*Requirement:*
Repeat exactly the lines beginning at the one that contains "Read all visible content and emit it as JSON." and running to the end of the material. Omit the pictures.
##### Listed entries
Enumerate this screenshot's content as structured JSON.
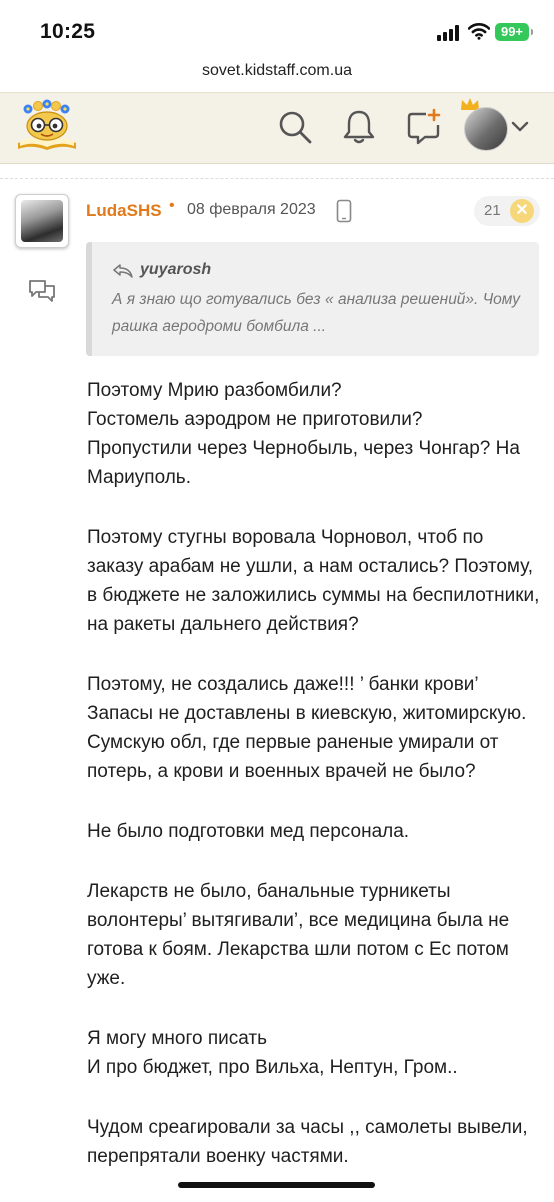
{
  "status_bar": {
    "time": "10:25",
    "battery": "99+"
  },
  "browser": {
    "url": "sovet.kidstaff.com.ua"
  },
  "header": {
    "icons": [
      "search-icon",
      "bell-icon",
      "new-post-icon",
      "avatar",
      "chevron-down-icon"
    ]
  },
  "post": {
    "author": "LudaSHS",
    "separator": "•",
    "date": "08 февраля 2023",
    "rating": "21",
    "rating_close": "✕",
    "quote": {
      "author": "yuyarosh",
      "text": "А я знаю що готувались без « анализа решений». Чому рашка аеродроми бомбила ..."
    },
    "paragraphs": [
      [
        "Поэтому Мрию разбомбили?",
        "Гостомель аэродром не приготовили?",
        "Пропустили через Чернобыль, через Чонгар? На Мариуполь."
      ],
      [
        "Поэтому стугны воровала Чорновол, чтоб по заказу арабам не ушли, а нам остались? Поэтому, в бюджете не заложились суммы на беспилотники, на ракеты дальнего действия?"
      ],
      [
        "Поэтому, не создались даже!!! ’ банки крови’ Запасы не доставлены в киевскую, житомирскую. Сумскую обл, где первые раненые умирали от потерь, а крови и военных врачей не было?"
      ],
      [
        "Не было подготовки мед персонала."
      ],
      [
        "Лекарств не было, банальные турникеты волонтеры’ вытягивали’, все медицина была не готова к боям. Лекарства шли потом с Ес потом уже."
      ],
      [
        "Я могу много писать",
        "И про бюджет, про Вильха, Нептун, Гром.."
      ],
      [
        "Чудом среагировали за часы ,, самолеты вывели, перепрятали военку частями."
      ]
    ]
  },
  "colors": {
    "accent": "#e07a1a",
    "header_bg": "#f4f1e7",
    "quote_bg": "#f0f0f0",
    "battery": "#34c759"
  }
}
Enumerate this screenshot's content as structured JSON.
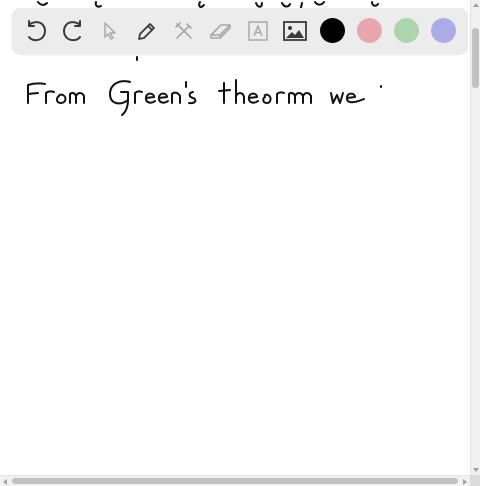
{
  "canvas": {
    "handwriting_line": "From Green's theorem we ."
  },
  "toolbar": {
    "tools": [
      {
        "name": "undo-icon",
        "enabled": true
      },
      {
        "name": "redo-icon",
        "enabled": true
      },
      {
        "name": "pointer-icon",
        "enabled": false
      },
      {
        "name": "pen-icon",
        "enabled": true
      },
      {
        "name": "tools-icon",
        "enabled": false
      },
      {
        "name": "eraser-icon",
        "enabled": false
      },
      {
        "name": "text-icon",
        "enabled": false
      },
      {
        "name": "image-icon",
        "enabled": true
      }
    ],
    "colors": {
      "black": "#000000",
      "pink": "#e8a6ae",
      "green": "#aed6ad",
      "blue": "#ababe8"
    },
    "icon_color": "#3a3a3a",
    "disabled_icon_color": "#a8a8a8"
  }
}
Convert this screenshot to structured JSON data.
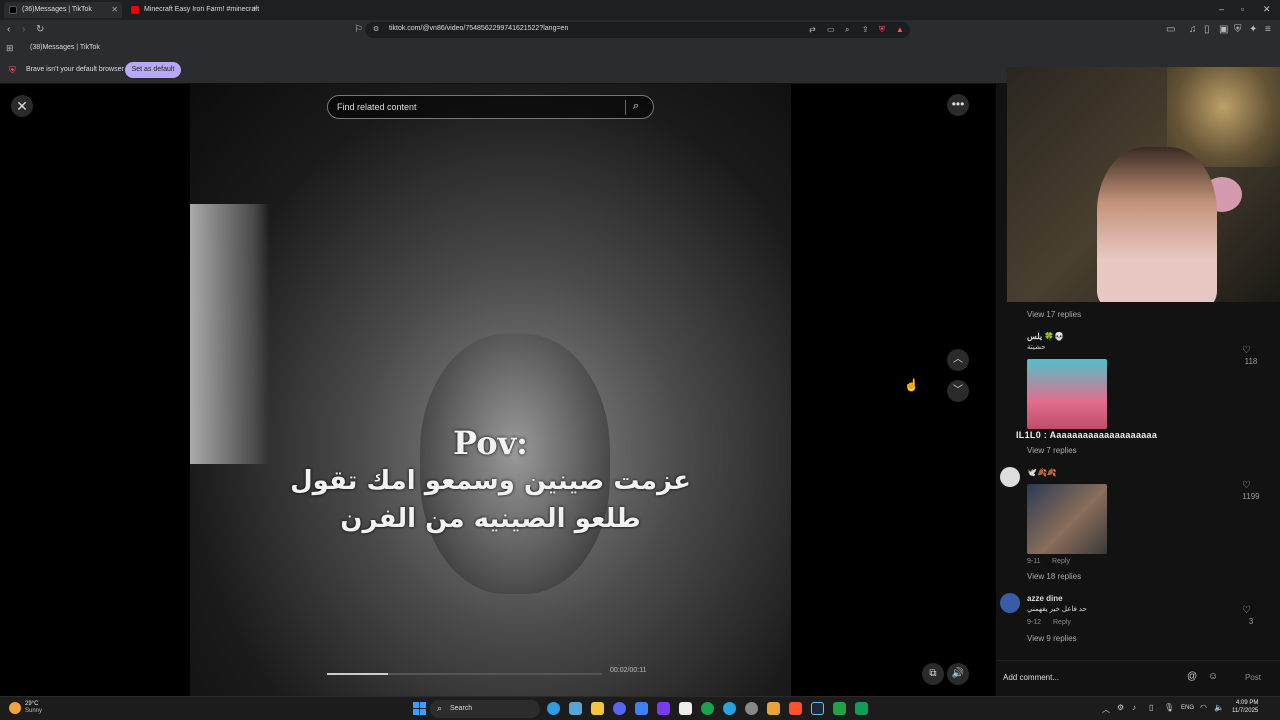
{
  "browser": {
    "tabs": [
      {
        "label": "(36)Messages | TikTok",
        "active": true
      },
      {
        "label": "Minecraft Easy Iron Farm! #minecraft",
        "active": false
      }
    ],
    "new_tab": "+",
    "url": "tiktok.com/@vn86/video/7548562299741621522?lang=en",
    "bookmark": "(38)Messages | TikTok",
    "infobar_text": "Brave isn't your default browser",
    "set_default_label": "Set as default"
  },
  "video": {
    "search_placeholder": "Find related content",
    "caption_pov": "Pov:",
    "caption_line1": "عزمت صينين وسمعو امك تقول",
    "caption_line2": "طلعو الصينيه من الفرن",
    "timecode": "00:02/00:11",
    "progress": 0.22
  },
  "comments": [
    {
      "view_replies": "View 17 replies"
    },
    {
      "name": "يلس 🍀💀",
      "text": "حشيتة",
      "likes": "118",
      "view_replies": "View 7 replies"
    },
    {
      "name": "🕊️🍂🍂",
      "likes": "1199",
      "date": "9-11",
      "reply": "Reply",
      "view_replies": "View 18 replies"
    },
    {
      "name": "azze dine",
      "text": "حد فاعل خير يفهمني",
      "likes": "3",
      "date": "9-12",
      "reply": "Reply",
      "view_replies": "View 9 replies"
    }
  ],
  "ticker": "IL1L0 : Aaaaaaaaaaaaaaaaaaaa",
  "comment_input": {
    "placeholder": "Add comment...",
    "post_label": "Post"
  },
  "taskbar": {
    "temp": "29°C",
    "weather": "Sunny",
    "search_label": "Search",
    "lang": "ENG",
    "time": "4:09 PM",
    "date": "11/7/2025"
  },
  "colors": {
    "accent": "#fe2c55",
    "set_default_bg": "#b9a9f5",
    "panel_bg": "#121212"
  }
}
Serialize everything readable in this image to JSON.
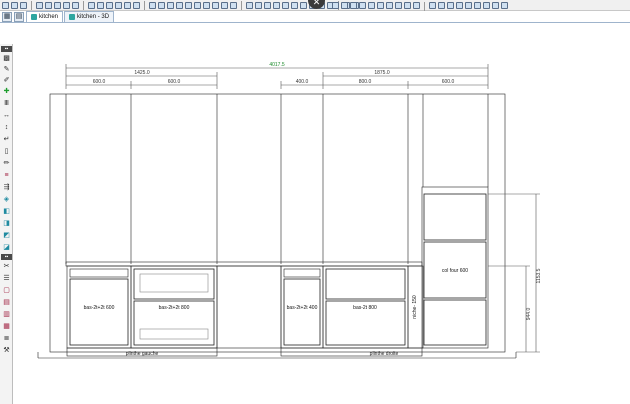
{
  "toolbar": {
    "close_glyph": "✕",
    "icon_names": [
      "select-icon",
      "undo-icon",
      "redo-icon",
      "zoom-in-icon",
      "zoom-out-icon",
      "pan-icon",
      "measure-icon",
      "layers-icon",
      "render-icon",
      "settings-icon"
    ]
  },
  "tabs": [
    {
      "label": "kitchen",
      "active": true
    },
    {
      "label": "kitchen - 3D",
      "active": false
    }
  ],
  "drawing": {
    "total_width": "4017.5",
    "left_group": "1425.0",
    "right_group": "1875.0",
    "left_sub_1": "600.0",
    "left_sub_2": "600.0",
    "right_sub_1": "400.0",
    "right_sub_2": "800.0",
    "right_sub_3": "600.0",
    "height_overall": "1153.5",
    "height_lower": "944.0",
    "cabinets": {
      "c1": "bas-2t+2t 600",
      "c2": "bas-2t+2t 800",
      "c3": "bas-2t+2t 400",
      "c4": "bas-2t 800",
      "c5": "niche- 150",
      "c6": "col four 600"
    },
    "plinth_left": "plinthe gauche",
    "plinth_right": "plinthe droite"
  }
}
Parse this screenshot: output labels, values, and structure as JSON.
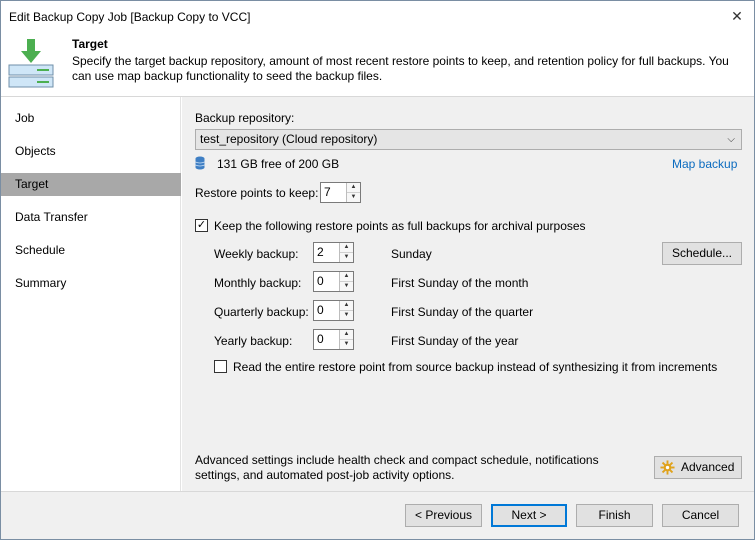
{
  "window": {
    "title": "Edit Backup Copy Job [Backup Copy to VCC]"
  },
  "header": {
    "title": "Target",
    "description": "Specify the target backup repository, amount of most recent restore points to keep, and retention policy for full backups. You can use map backup functionality to seed the backup files."
  },
  "sidebar": {
    "items": [
      {
        "label": "Job"
      },
      {
        "label": "Objects"
      },
      {
        "label": "Target",
        "active": true
      },
      {
        "label": "Data Transfer"
      },
      {
        "label": "Schedule"
      },
      {
        "label": "Summary"
      }
    ]
  },
  "main": {
    "repository_label": "Backup repository:",
    "repository_value": "test_repository (Cloud repository)",
    "space_text": "131 GB free of 200 GB",
    "map_backup_link": "Map backup",
    "restore_points_label": "Restore points to keep:",
    "restore_points_value": "7",
    "keep_full_checked": true,
    "keep_full_label": "Keep the following restore points as full backups for archival purposes",
    "retention": [
      {
        "label": "Weekly backup:",
        "value": "2",
        "desc": "Sunday"
      },
      {
        "label": "Monthly backup:",
        "value": "0",
        "desc": "First Sunday of the month"
      },
      {
        "label": "Quarterly backup:",
        "value": "0",
        "desc": "First Sunday of the quarter"
      },
      {
        "label": "Yearly backup:",
        "value": "0",
        "desc": "First Sunday of the year"
      }
    ],
    "schedule_button": "Schedule...",
    "read_entire_checked": false,
    "read_entire_label": "Read the entire restore point from source backup instead of synthesizing it from increments",
    "advanced_text": "Advanced settings include health check and compact schedule, notifications settings, and automated post-job activity options.",
    "advanced_button": "Advanced"
  },
  "footer": {
    "previous": "< Previous",
    "next": "Next >",
    "finish": "Finish",
    "cancel": "Cancel"
  },
  "colors": {
    "accent": "#0078d7",
    "link": "#0b6bbf",
    "icon_green": "#4caf50",
    "sidebar_active": "#a8a8a8"
  }
}
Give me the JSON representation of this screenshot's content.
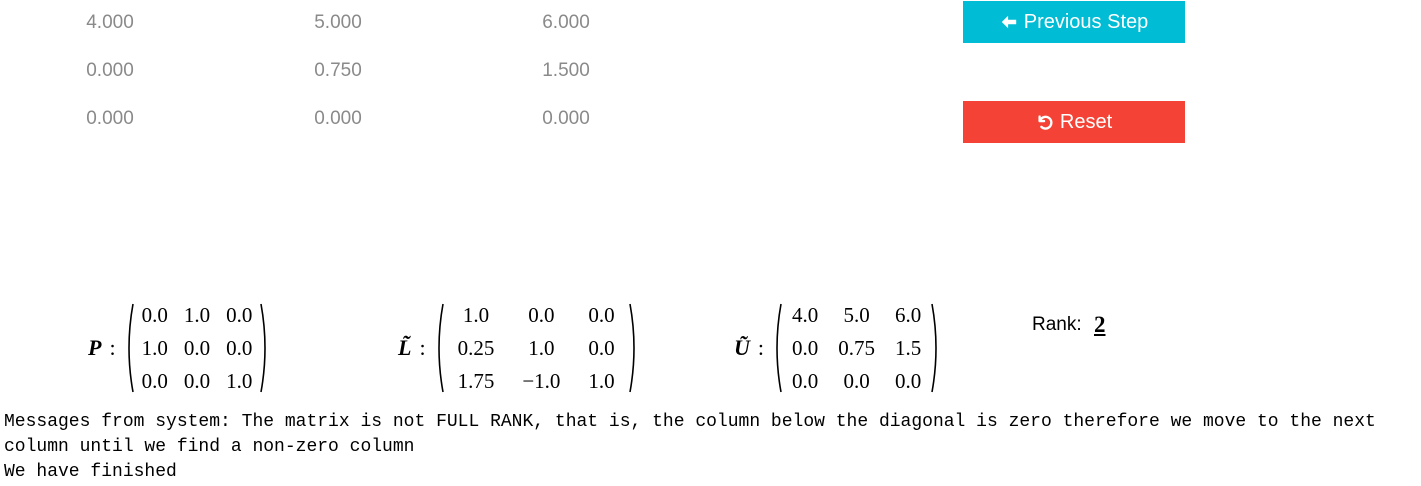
{
  "table": {
    "rows": [
      [
        "4.000",
        "5.000",
        "6.000"
      ],
      [
        "0.000",
        "0.750",
        "1.500"
      ],
      [
        "0.000",
        "0.000",
        "0.000"
      ]
    ]
  },
  "buttons": {
    "previous_label": "Previous Step",
    "reset_label": "Reset",
    "previous_icon": "arrow-left-icon",
    "reset_icon": "undo-icon",
    "previous_color": "#00bcd4",
    "reset_color": "#f44336"
  },
  "matrices": {
    "P": {
      "label": "P",
      "rows": [
        [
          "0.0",
          "1.0",
          "0.0"
        ],
        [
          "1.0",
          "0.0",
          "0.0"
        ],
        [
          "0.0",
          "0.0",
          "1.0"
        ]
      ]
    },
    "L": {
      "label": "L̃",
      "rows": [
        [
          "1.0",
          "0.0",
          "0.0"
        ],
        [
          "0.25",
          "1.0",
          "0.0"
        ],
        [
          "1.75",
          "−1.0",
          "1.0"
        ]
      ]
    },
    "U": {
      "label": "Ũ",
      "rows": [
        [
          "4.0",
          "5.0",
          "6.0"
        ],
        [
          "0.0",
          "0.75",
          "1.5"
        ],
        [
          "0.0",
          "0.0",
          "0.0"
        ]
      ]
    }
  },
  "rank": {
    "label": "Rank:",
    "value": "2"
  },
  "messages": {
    "line1": "Messages from system: The matrix is not FULL RANK, that is, the column below the diagonal is zero therefore we move to the next column until we find a non-zero column",
    "line2": "We have finished"
  }
}
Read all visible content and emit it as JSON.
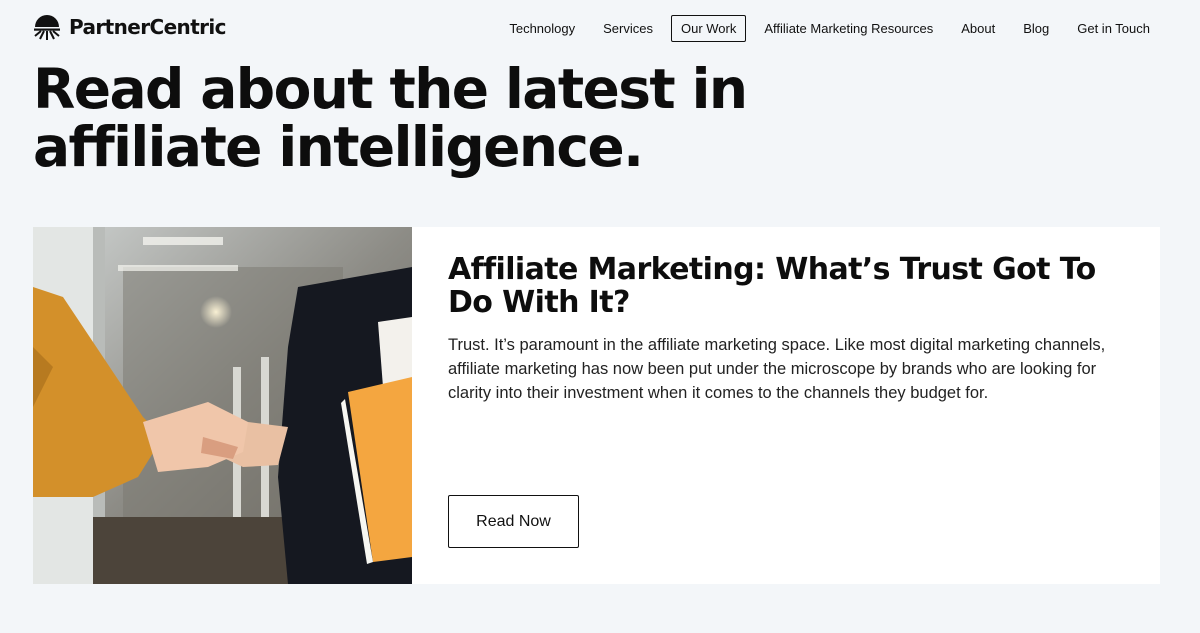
{
  "brand": {
    "name": "PartnerCentric",
    "logo_icon": "sunrise-logo-icon"
  },
  "nav": {
    "items": [
      {
        "label": "Technology",
        "active": false
      },
      {
        "label": "Services",
        "active": false
      },
      {
        "label": "Our Work",
        "active": true
      },
      {
        "label": "Affiliate Marketing Resources",
        "active": false
      },
      {
        "label": "About",
        "active": false
      },
      {
        "label": "Blog",
        "active": false
      },
      {
        "label": "Get in Touch",
        "active": false
      }
    ]
  },
  "hero": {
    "title_line1": "Read about the latest in",
    "title_line2": "affiliate intelligence."
  },
  "article": {
    "image_subject": "handshake-photo",
    "title": "Affiliate Marketing: What’s Trust Got To Do With It?",
    "excerpt": "Trust. It’s paramount in the affiliate marketing space.  Like most digital marketing channels, affiliate marketing has now been put under the microscope by brands who are looking for clarity into their investment when it comes to the channels they budget for.",
    "button_label": "Read Now"
  },
  "colors": {
    "page_bg": "#f3f6f9",
    "card_bg": "#ffffff",
    "text": "#111111",
    "accent_orange": "#f4a640"
  }
}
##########
*Result of this task:*
Read all visible content and emit it as JSON.
{
  "brand": {
    "name": "PartnerCentric",
    "logo_icon": "sunrise-logo-icon"
  },
  "nav": {
    "items": [
      {
        "label": "Technology",
        "active": false
      },
      {
        "label": "Services",
        "active": false
      },
      {
        "label": "Our Work",
        "active": true
      },
      {
        "label": "Affiliate Marketing Resources",
        "active": false
      },
      {
        "label": "About",
        "active": false
      },
      {
        "label": "Blog",
        "active": false
      },
      {
        "label": "Get in Touch",
        "active": false
      }
    ]
  },
  "hero": {
    "title_line1": "Read about the latest in",
    "title_line2": "affiliate intelligence."
  },
  "article": {
    "image_subject": "handshake-photo",
    "title": "Affiliate Marketing: What’s Trust Got To Do With It?",
    "excerpt": "Trust. It’s paramount in the affiliate marketing space.  Like most digital marketing channels, affiliate marketing has now been put under the microscope by brands who are looking for clarity into their investment when it comes to the channels they budget for.",
    "button_label": "Read Now"
  },
  "colors": {
    "page_bg": "#f3f6f9",
    "card_bg": "#ffffff",
    "text": "#111111",
    "accent_orange": "#f4a640"
  }
}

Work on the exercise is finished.